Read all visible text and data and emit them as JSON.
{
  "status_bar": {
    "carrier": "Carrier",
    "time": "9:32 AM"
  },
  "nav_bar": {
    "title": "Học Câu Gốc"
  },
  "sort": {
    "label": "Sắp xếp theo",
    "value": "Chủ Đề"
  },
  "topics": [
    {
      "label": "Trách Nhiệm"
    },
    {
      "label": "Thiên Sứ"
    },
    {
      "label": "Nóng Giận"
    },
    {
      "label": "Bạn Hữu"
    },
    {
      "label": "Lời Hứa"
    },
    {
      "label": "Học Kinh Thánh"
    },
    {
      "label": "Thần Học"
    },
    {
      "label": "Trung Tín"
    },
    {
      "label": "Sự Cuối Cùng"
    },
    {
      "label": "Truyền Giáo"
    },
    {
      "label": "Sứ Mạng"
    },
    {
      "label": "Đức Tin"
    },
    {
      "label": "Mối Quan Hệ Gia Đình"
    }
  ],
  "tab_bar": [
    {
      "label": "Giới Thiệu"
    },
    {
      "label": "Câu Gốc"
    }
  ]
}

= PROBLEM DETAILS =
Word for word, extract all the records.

= OUTPUT FOR THIS EXERCISE =
Read all visible text and data and emit them as JSON.
{
  "status_bar": {
    "carrier": "Carrier",
    "time": "9:32 AM"
  },
  "nav_bar": {
    "title": "Học Câu Gốc"
  },
  "sort": {
    "label": "Sắp xếp theo",
    "value": "Chủ Đề"
  },
  "topics": [
    {
      "label": "Trách Nhiệm"
    },
    {
      "label": "Thiên Sứ"
    },
    {
      "label": "Nóng Giận"
    },
    {
      "label": "Bạn Hữu"
    },
    {
      "label": "Lời Hứa"
    },
    {
      "label": "Học Kinh Thánh"
    },
    {
      "label": "Thần Học"
    },
    {
      "label": "Trung Tín"
    },
    {
      "label": "Sự Cuối Cùng"
    },
    {
      "label": "Truyền Giáo"
    },
    {
      "label": "Sứ Mạng"
    },
    {
      "label": "Đức Tin"
    },
    {
      "label": "Mối Quan Hệ Gia Đình"
    }
  ],
  "tab_bar": [
    {
      "label": "Giới Thiệu"
    },
    {
      "label": "Câu Gốc"
    }
  ]
}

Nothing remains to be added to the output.